Running the Hamster Wheel of the Good Life

Today has been a long day. I’ve opened and closed CubeSpace before (which I’m doing today). I’ve opened at CubeSpace and then gone done to Salem (which I did today). I’ve been done to Salem and I’ve closed at CubeSpace before (which I’m doing today). But never before have I opened CubeSpace, gone to Salem, returned from Salem, and been back at CubeSpace for a few more hours before closing. Frankly, I’m thinking this isn’t my favorite way to spend a day.

All of the parts individually have been good, rewarding etc. It’s just that when I went to look at the paper in the breakroom, and found a section, I realized I’d already read it, and it must have been yesterday’s paper. Then I looked more closely, and realized it had today’s date on it. That was the point at which I realized that this morning felt like much too long ago.

Nonetheless, in another hour I get to go home and sleep the sleep of the righteous, or whatever.

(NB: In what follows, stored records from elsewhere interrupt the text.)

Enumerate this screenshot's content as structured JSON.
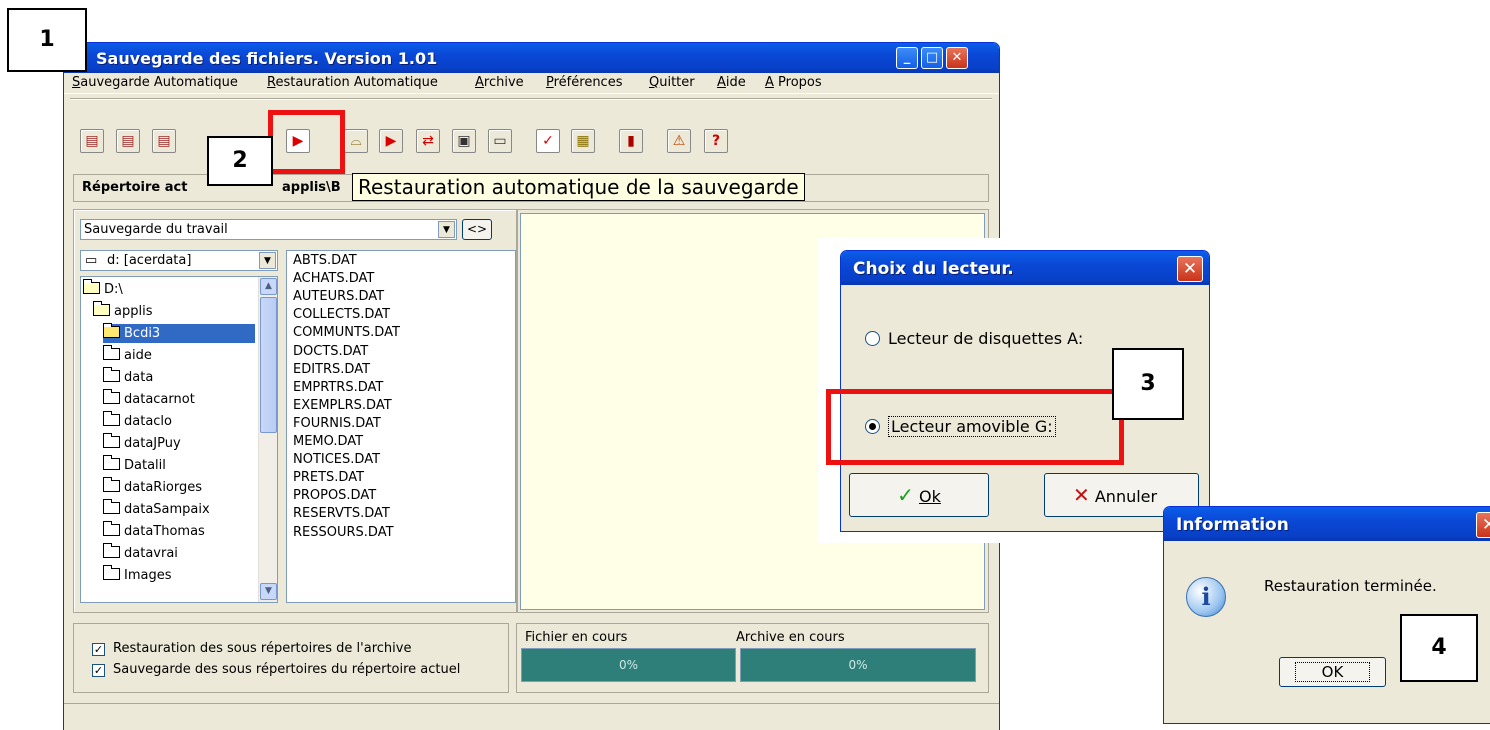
{
  "main_window": {
    "title": "Sauvegarde des fichiers. Version 1.01",
    "title_buttons": {
      "minimize": "_",
      "maximize": "□",
      "close": "✕"
    },
    "menu": [
      "Sauvegarde Automatique",
      "Restauration Automatique",
      "Archive",
      "Préférences",
      "Quitter",
      "Aide",
      "A Propos"
    ],
    "toolbar_icons": [
      "save-all-icon",
      "save-icon",
      "save-alt-icon",
      "restore-auto-icon",
      "open-folder-icon",
      "restore-icon",
      "transfer-icon",
      "copy-icon",
      "folder-icon",
      "check-icon",
      "archive-icon",
      "exit-door-icon",
      "help-book-icon",
      "question-icon"
    ],
    "path_label": "Répertoire act",
    "path_value": "applis\\B",
    "tooltip": "Restauration automatique de la sauvegarde",
    "profile_combo": "Sauvegarde du travail",
    "swap_button": "<>",
    "drive_combo": "d: [acerdata]",
    "tree": [
      {
        "label": "D:\\",
        "indent": 0,
        "open": true
      },
      {
        "label": "applis",
        "indent": 1,
        "open": true
      },
      {
        "label": "Bcdi3",
        "indent": 2,
        "open": true,
        "selected": true
      },
      {
        "label": "aide",
        "indent": 2
      },
      {
        "label": "data",
        "indent": 2
      },
      {
        "label": "datacarnot",
        "indent": 2
      },
      {
        "label": "dataclo",
        "indent": 2
      },
      {
        "label": "dataJPuy",
        "indent": 2
      },
      {
        "label": "Datalil",
        "indent": 2
      },
      {
        "label": "dataRiorges",
        "indent": 2
      },
      {
        "label": "dataSampaix",
        "indent": 2
      },
      {
        "label": "dataThomas",
        "indent": 2
      },
      {
        "label": "datavrai",
        "indent": 2
      },
      {
        "label": "Images",
        "indent": 2
      }
    ],
    "files": [
      "ABTS.DAT",
      "ACHATS.DAT",
      "AUTEURS.DAT",
      "COLLECTS.DAT",
      "COMMUNTS.DAT",
      "DOCTS.DAT",
      "EDITRS.DAT",
      "EMPRTRS.DAT",
      "EXEMPLRS.DAT",
      "FOURNIS.DAT",
      "MEMO.DAT",
      "NOTICES.DAT",
      "PRETS.DAT",
      "PROPOS.DAT",
      "RESERVTS.DAT",
      "RESSOURS.DAT"
    ],
    "options": [
      {
        "label": "Restauration des sous répertoires de l'archive",
        "checked": true
      },
      {
        "label": "Sauvegarde des sous répertoires du répertoire actuel",
        "checked": true
      }
    ],
    "progress": {
      "file_label": "Fichier en cours",
      "file_value": "0%",
      "archive_label": "Archive en cours",
      "archive_value": "0%"
    }
  },
  "drive_dialog": {
    "title": "Choix du lecteur.",
    "options": [
      {
        "label": "Lecteur de disquettes A:",
        "selected": false
      },
      {
        "label": "Lecteur amovible G:",
        "selected": true
      }
    ],
    "ok_label": "Ok",
    "cancel_label": "Annuler",
    "close": "✕"
  },
  "info_dialog": {
    "title": "Information",
    "message": "Restauration terminée.",
    "ok_label": "OK",
    "close": "✕"
  },
  "step_labels": [
    "1",
    "2",
    "3",
    "4"
  ],
  "colors": {
    "highlight_red": "#ee1111",
    "progress_fill": "#2e7f7a",
    "xp_blue": "#0a48d6",
    "panel_yellow": "#ffffe8"
  }
}
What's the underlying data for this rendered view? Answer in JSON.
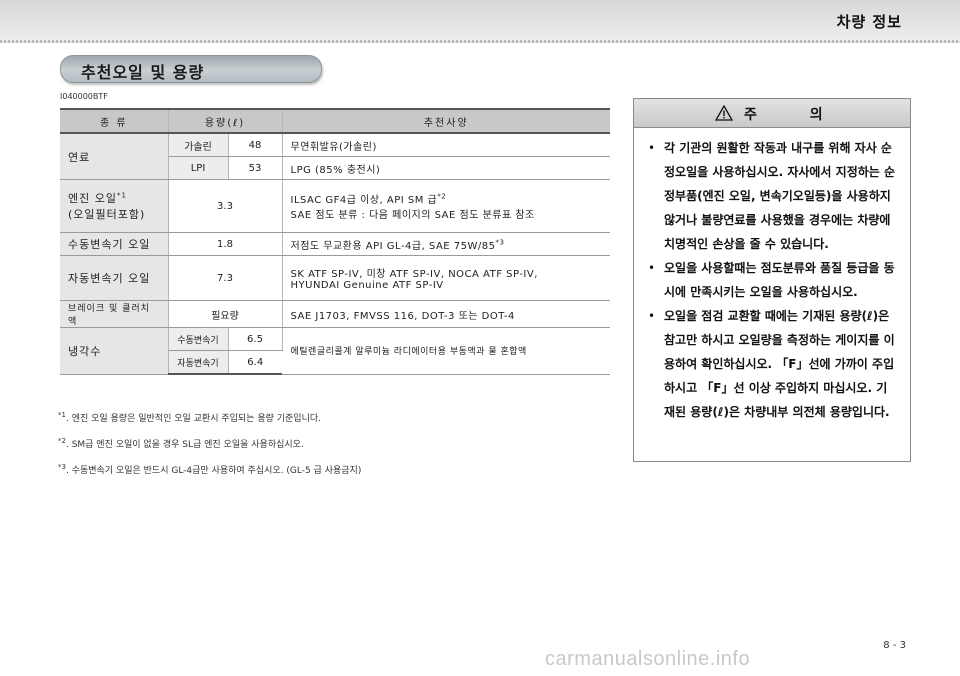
{
  "header": {
    "title": "차량 정보"
  },
  "section": {
    "title": "추천오일 및 용량",
    "code": "I040000BTF"
  },
  "table": {
    "headers": [
      "종 류",
      "용량(ℓ)",
      "추천사양"
    ],
    "rows": {
      "fuel": {
        "name": "연료",
        "gasoline": {
          "label": "가솔린",
          "value": "48",
          "spec": "무연휘발유(가솔린)"
        },
        "lpi": {
          "label": "LPI",
          "value": "53",
          "spec": "LPG (85% 충전시)"
        }
      },
      "engine_oil": {
        "name_line1": "엔진 오일",
        "name_mark": "*1",
        "name_line2": "(오일필터포함)",
        "value": "3.3",
        "spec_line1": "ILSAC GF4급 이상, API SM 급",
        "spec_mark": "*2",
        "spec_line2": "SAE 점도 분류 : 다음 페이지의 SAE 점도 분류표 참조"
      },
      "manual_trans": {
        "name": "수동변속기 오일",
        "value": "1.8",
        "spec": "저점도 무교환용 API GL-4급, SAE 75W/85",
        "spec_mark": "*3"
      },
      "auto_trans": {
        "name": "자동변속기 오일",
        "value": "7.3",
        "spec_line1": "SK ATF SP-IV, 미창 ATF SP-IV, NOCA ATF SP-IV,",
        "spec_line2": "HYUNDAI Genuine ATF SP-IV"
      },
      "brake": {
        "name": "브레이크 및 클러치 액",
        "value": "필요량",
        "spec": "SAE J1703, FMVSS 116, DOT-3 또는 DOT-4"
      },
      "coolant": {
        "name": "냉각수",
        "manual": {
          "label": "수동변속기",
          "value": "6.5"
        },
        "auto": {
          "label": "자동변속기",
          "value": "6.4"
        },
        "spec": "에틸렌글리콜계 알루미늄 라디에이터용 부동액과 물 혼합액"
      }
    }
  },
  "footnotes": [
    {
      "mark": "*1",
      "text": ". 엔진 오일 용량은 일반적인 오일 교환시 주입되는 용량 기준입니다."
    },
    {
      "mark": "*2",
      "text": ". SM급 엔진 오일이 없을 경우 SL급 엔진 오일을 사용하십시오."
    },
    {
      "mark": "*3",
      "text": ". 수동변속기 오일은 반드시 GL-4급만 사용하여 주십시오. (GL-5 급 사용금지)"
    }
  ],
  "caution": {
    "title": "주 의",
    "icon": "warning-triangle-icon",
    "items": [
      "각 기관의 원활한 작동과 내구를 위해 자사 순정오일을 사용하십시오. 자사에서 지정하는 순정부품(엔진 오일, 변속기오일등)을 사용하지 않거나 불량연료를 사용했을 경우에는 차량에 치명적인 손상을 줄 수 있습니다.",
      "오일을 사용할때는 점도분류와 품질 등급을 동시에 만족시키는 오일을 사용하십시오.",
      "오일을 점검 교환할 때에는 기재된 용량(ℓ)은 참고만 하시고 오일량을 측정하는 게이지를 이용하여 확인하십시오. 「F」선에 가까이 주입하시고 「F」선 이상 주입하지 마십시오. 기재된 용량(ℓ)은 차량내부 의전체 용량입니다."
    ]
  },
  "page_number": "8 - 3",
  "watermark": "carmanualsonline.info"
}
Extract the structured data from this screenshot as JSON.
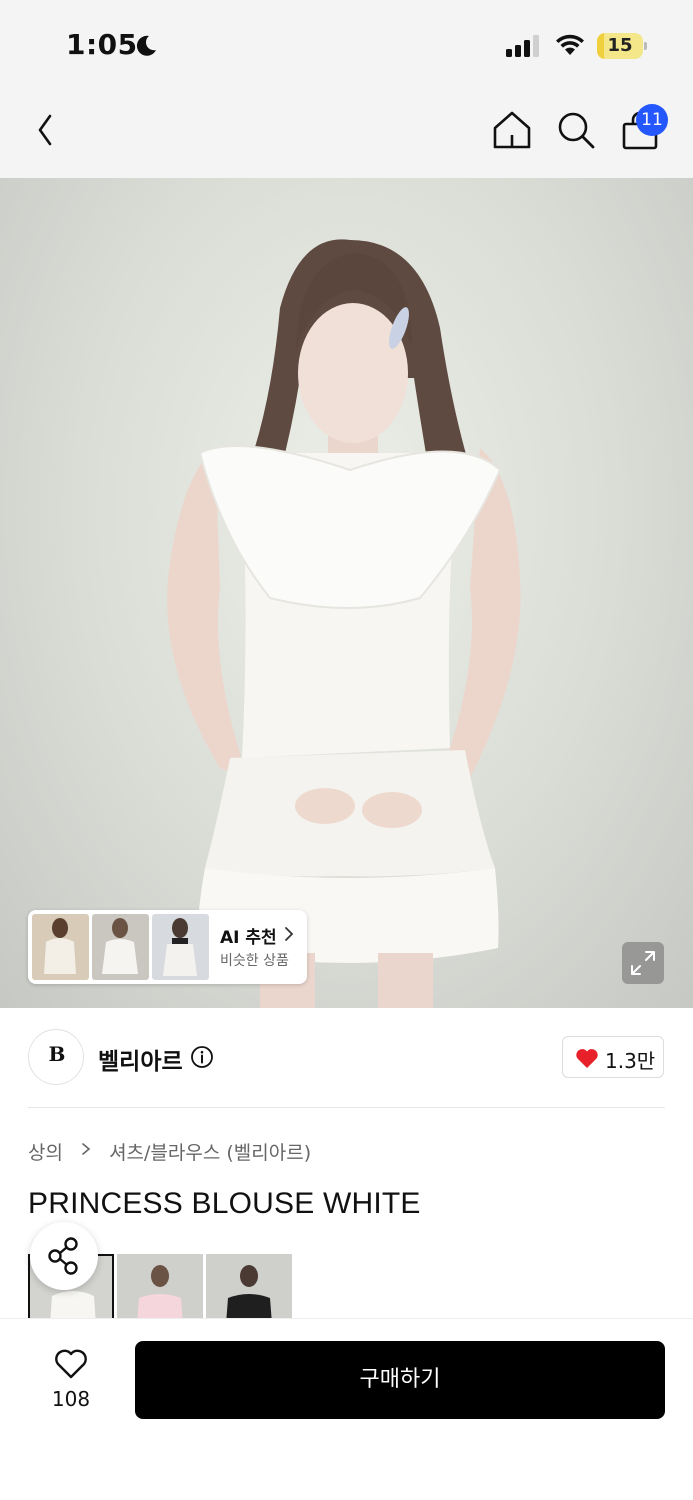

At least sleep hard. I’m sort of fighting off a bit of a cold, I believe.  Thus, perhaps I have less energy than I sometimes do.

My point, however, and I do have one (which is rare enough in and of itself), is that despite how I feel now physically, I feel good about what I’m doing occupationally. I have two work situations which I find rewarding, in which I do a relatively good job, and in which I am recognized for what I do (admittedly, at CubeSpace, the staff often recognize me for what I don’t do, like not getting in their way…but they are always very positive about it).

At CubeSpace, a part of my self-designated role is court jester. I’m the one who is easily and often made fun of (most often by myself, in fact). Congregationally, I’m the rabbi, if a somewhat casual version of the rabbinate, or at least a rabbi who doesn’t take myself particularly seriously (note: it’s really hard to take yourself seriously if you spend much time teaching kids; between kindergarteners who really aren’t sure what a rabbi is, and adolescents who will throw me a tissue box which may hit me in the nose instead of being caught, it’s just hard to take oneself seriously). In both places, however, I’m one of the people who sets the tone of the organization, so I guess it’s a good thing that I’m fond of both organizations, like both cultures.

So the take away message I’ve been dancing around: even when I’m tired, sick and spent 2.5 hours driving through dense fog today, I love my work.